Barbara Weir was born circa 1940 at what was formerly known as Bundy Station in the Utopia region. Her country is Atnwengerrp and her language is Anmatyerre and Alyawarr.
Barbara’s dynamic ‘Grass Seed’ paintings are evocative of the shimmering fields of native grasses at Utopia and honour her Aboriginal elders’ traditional ways of living on the land. She creates mesmerising works of art depicting the tiny seeds through her fine mark making and stunning colour combinations. Learn more about Barbara Weir here.
This piece was painted in 2020 and is 200cm x 200cm in size.
This artwork is currently stretched.
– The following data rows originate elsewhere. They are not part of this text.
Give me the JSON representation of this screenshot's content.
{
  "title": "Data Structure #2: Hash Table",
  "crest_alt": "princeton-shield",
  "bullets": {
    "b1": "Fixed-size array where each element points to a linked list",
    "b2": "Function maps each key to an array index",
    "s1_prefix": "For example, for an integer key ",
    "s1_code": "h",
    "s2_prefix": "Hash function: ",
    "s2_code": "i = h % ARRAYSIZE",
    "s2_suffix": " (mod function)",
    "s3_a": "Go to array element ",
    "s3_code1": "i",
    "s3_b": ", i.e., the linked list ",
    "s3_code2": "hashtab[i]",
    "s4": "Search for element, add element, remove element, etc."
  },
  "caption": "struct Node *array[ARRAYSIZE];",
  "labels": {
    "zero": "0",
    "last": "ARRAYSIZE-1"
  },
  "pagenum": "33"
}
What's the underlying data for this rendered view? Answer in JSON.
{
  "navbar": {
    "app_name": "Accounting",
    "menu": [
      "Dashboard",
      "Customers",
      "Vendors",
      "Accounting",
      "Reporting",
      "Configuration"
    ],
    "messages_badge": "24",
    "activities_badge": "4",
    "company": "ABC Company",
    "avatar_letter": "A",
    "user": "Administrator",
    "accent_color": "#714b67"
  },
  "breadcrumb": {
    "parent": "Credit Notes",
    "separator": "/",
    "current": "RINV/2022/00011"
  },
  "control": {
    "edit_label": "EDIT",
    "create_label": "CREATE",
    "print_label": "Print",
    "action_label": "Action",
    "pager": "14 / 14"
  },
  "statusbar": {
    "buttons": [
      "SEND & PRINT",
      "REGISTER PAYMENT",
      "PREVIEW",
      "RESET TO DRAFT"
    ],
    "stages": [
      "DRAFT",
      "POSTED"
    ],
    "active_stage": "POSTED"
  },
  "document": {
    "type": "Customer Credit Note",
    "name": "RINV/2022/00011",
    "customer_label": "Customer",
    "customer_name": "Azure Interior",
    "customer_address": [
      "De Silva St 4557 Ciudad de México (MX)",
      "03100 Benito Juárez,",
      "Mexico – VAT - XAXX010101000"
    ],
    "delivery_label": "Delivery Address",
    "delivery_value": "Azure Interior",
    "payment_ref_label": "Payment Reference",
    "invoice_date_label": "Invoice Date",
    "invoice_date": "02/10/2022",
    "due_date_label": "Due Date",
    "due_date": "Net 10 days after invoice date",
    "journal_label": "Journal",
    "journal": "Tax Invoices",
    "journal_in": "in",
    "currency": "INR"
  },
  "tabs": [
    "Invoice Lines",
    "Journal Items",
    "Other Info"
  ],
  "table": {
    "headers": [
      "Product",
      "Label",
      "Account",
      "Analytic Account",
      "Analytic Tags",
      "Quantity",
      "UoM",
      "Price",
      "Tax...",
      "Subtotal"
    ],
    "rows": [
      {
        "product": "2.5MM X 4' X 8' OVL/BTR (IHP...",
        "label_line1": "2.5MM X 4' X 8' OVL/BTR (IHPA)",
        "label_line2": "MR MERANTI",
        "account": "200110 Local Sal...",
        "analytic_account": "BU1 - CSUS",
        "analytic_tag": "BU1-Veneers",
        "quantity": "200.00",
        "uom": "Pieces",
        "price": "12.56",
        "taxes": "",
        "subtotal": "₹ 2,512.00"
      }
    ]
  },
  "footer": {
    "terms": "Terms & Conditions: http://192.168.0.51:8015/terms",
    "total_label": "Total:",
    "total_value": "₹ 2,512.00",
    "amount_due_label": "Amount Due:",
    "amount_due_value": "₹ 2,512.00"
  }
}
This artwork is apart of the Tandanya 30th year anniversary exhibition in collaboration with Pwerle Gallery called ‘Atnwengerrp – Our Apmere, Our Place’. It will be provided with a certificate of authenticity by Pwerle Gallery which will also be stamp certified by Tandanya National Aboriginal Cultural Institute.
Barbara’s main inspiration is her Mother’s Country and the Atnwengerrp women’s ceremonies. In the background of her paintings, Barbara often depicts the temporary campsites that her people made as they trekked across the country in search of food or the coolamans used by the women to collect wild fruits and berries. She sometimes shows the form of a woman’s body adorned with ochre pigments collected from the land in preparation for the ceremonies. Small or large semi-circular shapes represent hills and valleys, and the lines of dry river beds and streams wind across the canvas as they do at Utopia. There may also be an outline of a person or unusual shapes that convey Dreaming spirits that dwell in the plant and animal life.
Barbara overlays these drawings with a complex arrangement of dots that depict the diverse bush tucker found on the land. These include the bush yam, bush potato, bush berry, bush plum, bush banana and the ever-important grass seed that was once vital to the people’s survival. This particular edible grass seed was collected by the people and then cleaned and ground into a paste to form a bread called bush damper. Barbara may also paint an area with a dark colour to represent the path of a fire that has swept across the land that will generate new growth.
This equiste piece by Barbara also has ochre and ash from the Gidgee tree (also known as Acacia cambagei) from her Mother’s country through out this piece. Truly a rare and collectable piece.
All the artwork provided is done on with highest quality linen canvas, acrylic paints, oils and brushes ensuring the longevity of each piece of work.